Wilson sang the theme to "Dance with a Stranger" in 1985 and "Would You Dance with a Stranger" is perfectly sung. Her voice is sultry, jazzy and smooth over a light backing with delicate guitar and horns and manages to sound both innocent and highly sensual at the same time.
"The Love Thing" is a 2005 song which nods back affectionately to her early 80s style but has more sophistication than the songs from that era - it's far more reminiscent of something Swing out Sister were doing in the mid eighties. As in "Would You Dance with a Stranger" Wilson sounds far sultrier, having long since left the faux teenage innocence behind.
Fans of the TV series "Coupling" will recognise Wilson's version of "Perhaps Perhaps Perhaps" which is clearly strongly based on Doris Day's interpretation, and Wilson does an excellent job with particularly good vocal syncopation with the percussion on the backing track and a knowing tone to her voice.
Of the other that stand out for me "This Time Tomorrow", which is a midtempo song which is both dramatic and melodic, with a particularly strong string section on the bridge.
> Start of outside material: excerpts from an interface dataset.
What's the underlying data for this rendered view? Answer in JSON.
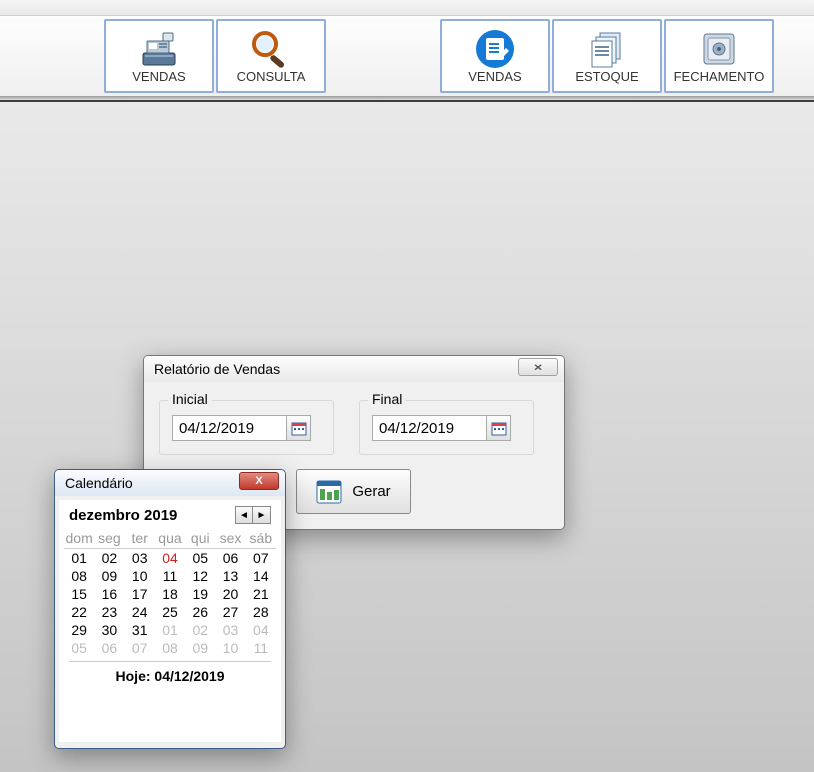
{
  "toolbar": {
    "vendas_cash": "VENDAS",
    "consulta": "CONSULTA",
    "vendas_doc": "VENDAS",
    "estoque": "ESTOQUE",
    "fechamento": "FECHAMENTO"
  },
  "dialog": {
    "title": "Relatório de Vendas",
    "inicial_label": "Inicial",
    "inicial_value": "04/12/2019",
    "final_label": "Final",
    "final_value": "04/12/2019",
    "gerar_label": "Gerar",
    "close_glyph": "✕"
  },
  "calendar": {
    "title": "Calendário",
    "close_glyph": "X",
    "month_label": "dezembro 2019",
    "prev": "◄",
    "next": "►",
    "weekdays": [
      "dom",
      "seg",
      "ter",
      "qua",
      "qui",
      "sex",
      "sáb"
    ],
    "rows": [
      [
        {
          "d": "01"
        },
        {
          "d": "02"
        },
        {
          "d": "03"
        },
        {
          "d": "04",
          "today": true
        },
        {
          "d": "05"
        },
        {
          "d": "06"
        },
        {
          "d": "07"
        }
      ],
      [
        {
          "d": "08"
        },
        {
          "d": "09"
        },
        {
          "d": "10"
        },
        {
          "d": "11"
        },
        {
          "d": "12"
        },
        {
          "d": "13"
        },
        {
          "d": "14"
        }
      ],
      [
        {
          "d": "15"
        },
        {
          "d": "16"
        },
        {
          "d": "17"
        },
        {
          "d": "18"
        },
        {
          "d": "19"
        },
        {
          "d": "20"
        },
        {
          "d": "21"
        }
      ],
      [
        {
          "d": "22"
        },
        {
          "d": "23"
        },
        {
          "d": "24"
        },
        {
          "d": "25"
        },
        {
          "d": "26"
        },
        {
          "d": "27"
        },
        {
          "d": "28"
        }
      ],
      [
        {
          "d": "29"
        },
        {
          "d": "30"
        },
        {
          "d": "31"
        },
        {
          "d": "01",
          "other": true
        },
        {
          "d": "02",
          "other": true
        },
        {
          "d": "03",
          "other": true
        },
        {
          "d": "04",
          "other": true
        }
      ],
      [
        {
          "d": "05",
          "other": true
        },
        {
          "d": "06",
          "other": true
        },
        {
          "d": "07",
          "other": true
        },
        {
          "d": "08",
          "other": true
        },
        {
          "d": "09",
          "other": true
        },
        {
          "d": "10",
          "other": true
        },
        {
          "d": "11",
          "other": true
        }
      ]
    ],
    "today_label": "Hoje: 04/12/2019"
  }
}
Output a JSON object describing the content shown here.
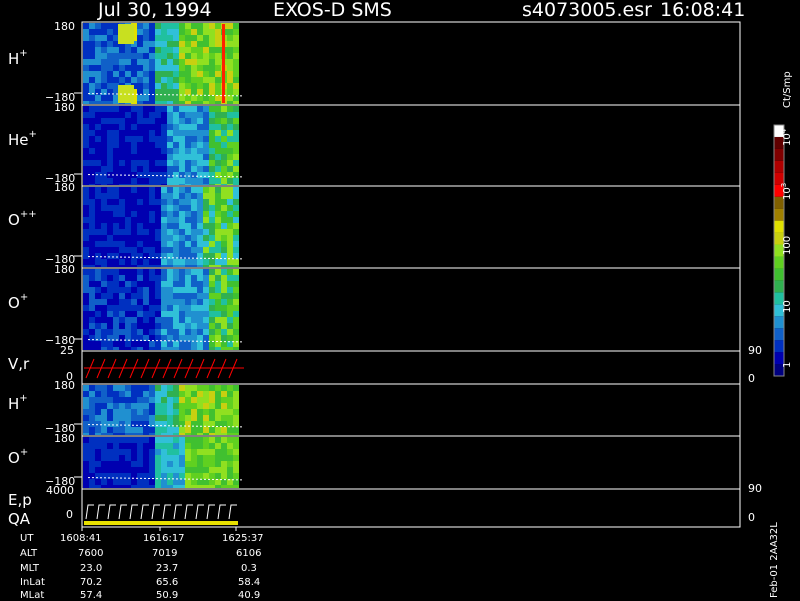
{
  "header": {
    "date": "Jul 30, 1994",
    "instrument": "EXOS-D SMS",
    "file": "s4073005.esr",
    "time": "16:08:41"
  },
  "chart_data": {
    "type": "heatmap",
    "title": "Jul 30, 1994   EXOS-D SMS",
    "colorbar": {
      "label": "Ct/Smp",
      "scale": "log",
      "range": [
        1,
        10000
      ],
      "tick_labels": [
        "1",
        "10",
        "100",
        "10^3",
        "10^4"
      ],
      "colors": [
        "#000080",
        "#0000b0",
        "#0030c0",
        "#1060c8",
        "#2090d0",
        "#30c0d8",
        "#20c0a0",
        "#30b050",
        "#40c030",
        "#60d020",
        "#90e020",
        "#c8d010",
        "#e0e000",
        "#a08000",
        "#806000",
        "#ff0000",
        "#d00000",
        "#b00000",
        "#800000",
        "#600000",
        "#ffffff"
      ]
    },
    "panels": [
      {
        "label": "H",
        "sup": "+",
        "ymax": "180",
        "ymin": "−180"
      },
      {
        "label": "He",
        "sup": "+",
        "ymax": "180",
        "ymin": "−180"
      },
      {
        "label": "O",
        "sup": "++",
        "ymax": "180",
        "ymin": "−180"
      },
      {
        "label": "O",
        "sup": "+",
        "ymax": "180",
        "ymin": "−180"
      },
      {
        "label": "V,r",
        "sup": "",
        "ymax": "25",
        "ymin": "0",
        "right_top": "90",
        "right_bottom": "0"
      },
      {
        "label": "H",
        "sup": "+",
        "ymax": "180",
        "ymin": "−180"
      },
      {
        "label": "O",
        "sup": "+",
        "ymax": "180",
        "ymin": "−180"
      },
      {
        "label": "E,p",
        "label2": "QA",
        "sup": "",
        "ymax": "4000",
        "ymin": "0",
        "right_top": "90",
        "right_bottom": "0"
      }
    ]
  },
  "footer": {
    "times": [
      "1608:41",
      "1616:17",
      "1625:37"
    ],
    "rows": [
      {
        "name": "UT",
        "values": [
          "",
          "",
          ""
        ]
      },
      {
        "name": "ALT",
        "values": [
          "7600",
          "7019",
          "6106"
        ]
      },
      {
        "name": "MLT",
        "values": [
          "23.0",
          "23.7",
          "0.3"
        ]
      },
      {
        "name": "InLat",
        "values": [
          "70.2",
          "65.6",
          "58.4"
        ]
      },
      {
        "name": "MLat",
        "values": [
          "57.4",
          "50.9",
          "40.9"
        ]
      }
    ],
    "stamp": "Feb-01  2AA32L"
  }
}
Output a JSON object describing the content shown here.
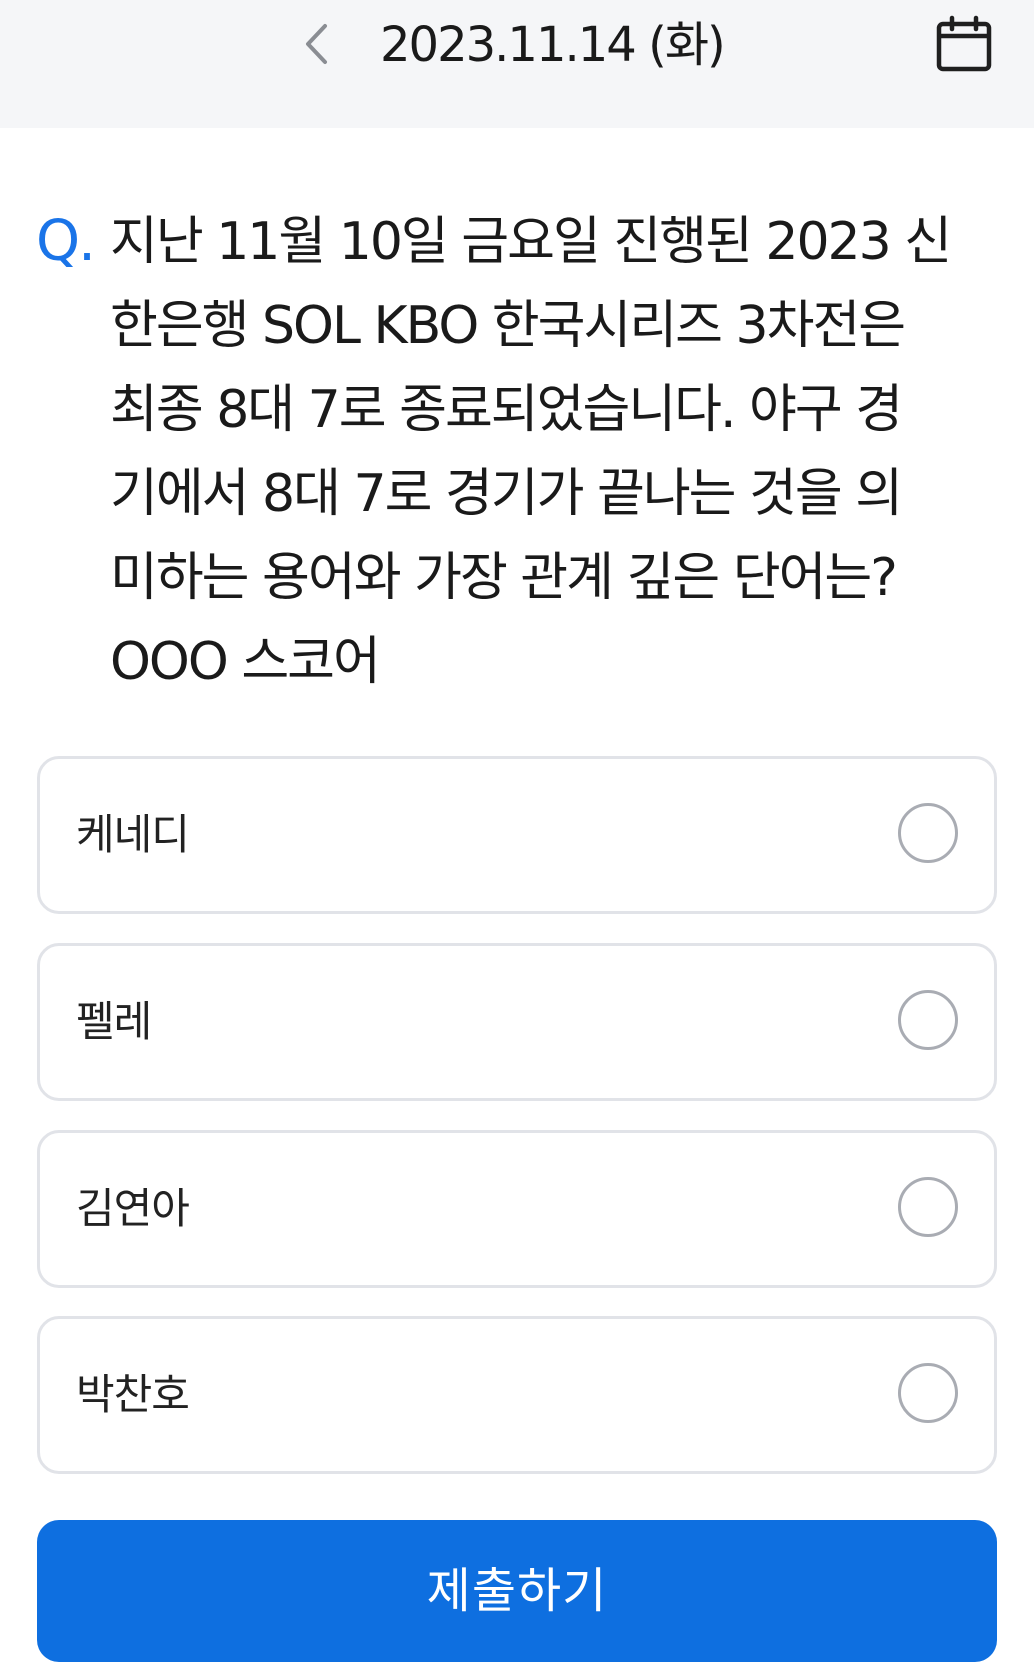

Once again the synthesisers are evident but the feel is very sixties, in no small measure due to the backing vocals which are reminiscent of the era. Wilson's vocals are pitched perfectly and convey heartbreak beautifully. On the other hand, her voice is fast paced on "Ecstasy", a song which was made for the dancefloor. This has a great beat although it has to be said the bassline on the introduction is very similar to that on the Jam's "A Town Called Malice".
So Mari Wilson was never going to change the world with her music but she did, for a brief period in the early 1980s bring a huge sense of fun to the UK music scene and put on a live show which is probably best described as huge value for money for the punter - although I have often thought over the years how unlikely it was that she ever actually ever made any money from touring.
However she did produce some fluffy and enjoyable pop music and moved retro pop away from the likes of Showaddywaddy into an era which had been overlooked and neglected in the seventies which was that of the girl group sound.
She could easily be dismissed as an oddity from the post punk era but the charm of her work is her enthusiasm, which frankly, is infectious. She has also gone on to forge a career in the music industry and released her latest album as recently as 2008. She also performs with Girl Talk, a trio of like minded singers who put on a highly regarded cabaret show.
This CD is available to buy on Amazon for £3.50 - but if you can't run to that, I would suggest you perhaps download "Beat the Beat" which is still a stonker of a pop song nearly 30 years on.
Just What I Always Wanted
Perhaps Perhaps Perhaps
Beat The Beat
Baby It's True
Wonderful To Be With
End Of The Affair
One Day Is A Lifetime
This Time Tomorrow
Are You There With Another Girl
I May Be Wrong
This Is It
Would You Dance With A Stranger
Cry Me A River (Tu No Me Lores)
Summary: The aural equivalent of Roy Lichtenstein's teen comic angst pop art